  3. Increase limits based on ability to afford local rents. You read that right: to align with local rents, reverse-engineer an imputed median income. This makes zero policy sense. One percent of the cases.
  4. Decrease limits to another reverse-engineered formula with different knobs. Zero percent of the FY 2023 cases. Praise be for small graces.
  5. Prevent year-on-year decreases greater than five percent. Cushion LIHTC property owners against the downside always inherent in the system. One percent of cases.
  6. Cap localized year-on-year increases if they are more than twice the increase in national median income. This most recent metric helps the good people of (say) Washington, DC keep their income limits (and hence their rents) lower than their local incomes rose, by completely illogical averaging of them with the fine Midwestern folks whose incomes aren’t rising as fast.

A whopping 86 percent of the cases.

HUD’s detailed exposition of methodological reverse-engineering for other situations goes on for a dozen pages, but by then the dent in my forehead from banging it on my desk prevented me from concentrating.

There was more. In its notice proposing the ten percent cap, HUD shamelessly asked this question:

This turns LIHTC entirely on its head. AMI is an affordability metric that can be tracked by Treasury and applied algorithmically by the market. Property feasibility is a cost metric that requires property-by-property oversight. LIHTC was designed to be a non-HUD program, where there were formula-based rents that people paid. It self-adjusted based on changes in actual median income, not in some transmogrified caricature of AMI. Thirty-eight years after LIHTC’s enactment, that principle has not only been thrown overboard it has also been expunged, and HUD is now adjudicating viability for properties it didn’t finance, doesn’t regulate and doesn’t subsidize.

Fifty years ago, the great management sage Robert Townsend wrote, “No accounting system is very good, and all of them are infinitely variable.” The same can be said of rent-setting mechanisms. He went on, “In a profit squeeze, management will come up with creative reasons for changing the accounting system. They may even call on the outside accounts for support: ‘Isn’t this better?’ ‘Yes, that’s better.’ But the point is: is it a change? If it is, don’t let them make it.” 

Once the regulation-writers are unmoored from the principle that words should mean what they were written to mean and are plainly understood to mean always, and have instead set your course to interpret the words to produce the politically appealing outcome, when do you stop? HUD has no idea:

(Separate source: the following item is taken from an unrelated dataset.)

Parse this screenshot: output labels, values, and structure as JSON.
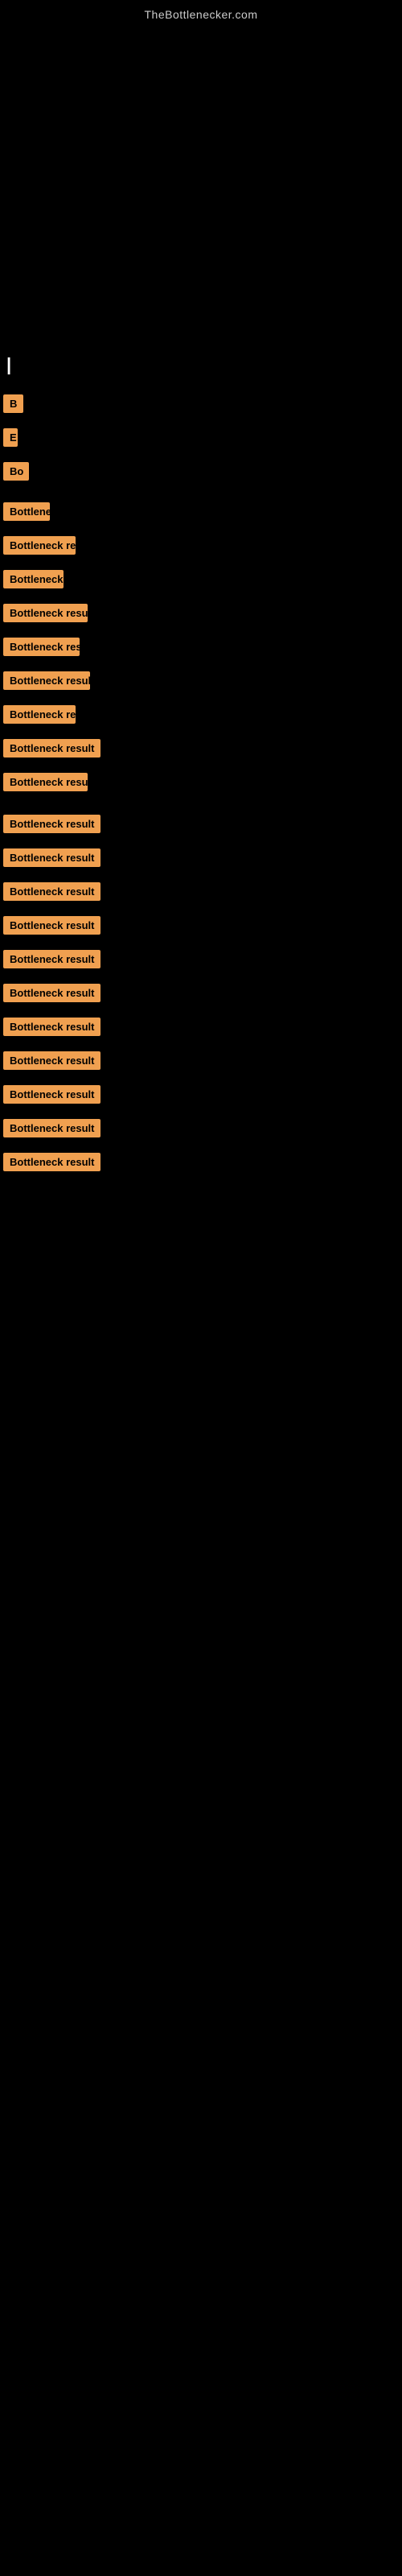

Names that outlive their meaning become agents of deception. Rather than call it AMI, just rename it the What HUD Feels Like index and publish annual WHFLs for every Metropolitan Statistical Area in America. 

But in all this deception, there is a bright spot of reality. Today, even with real inflation higher than the Consumer Price Index figures, few if any properties will hit the ten percent cap. 

Is this announcement cavalier disregard for consistency, or cynical insubstantial vaporware? As Deion Sanders once said to Jerry Jones, “Both.”

David A. Smith is founder and CEO of the Affordable Housing Institute, a Boston-based global nonprofit consultancy that works around the world (60 countries so far) accelerating affordable housing impact via program design, entity development and financial product innovations. Write him at dsmith@affordablehousinginstitute.org.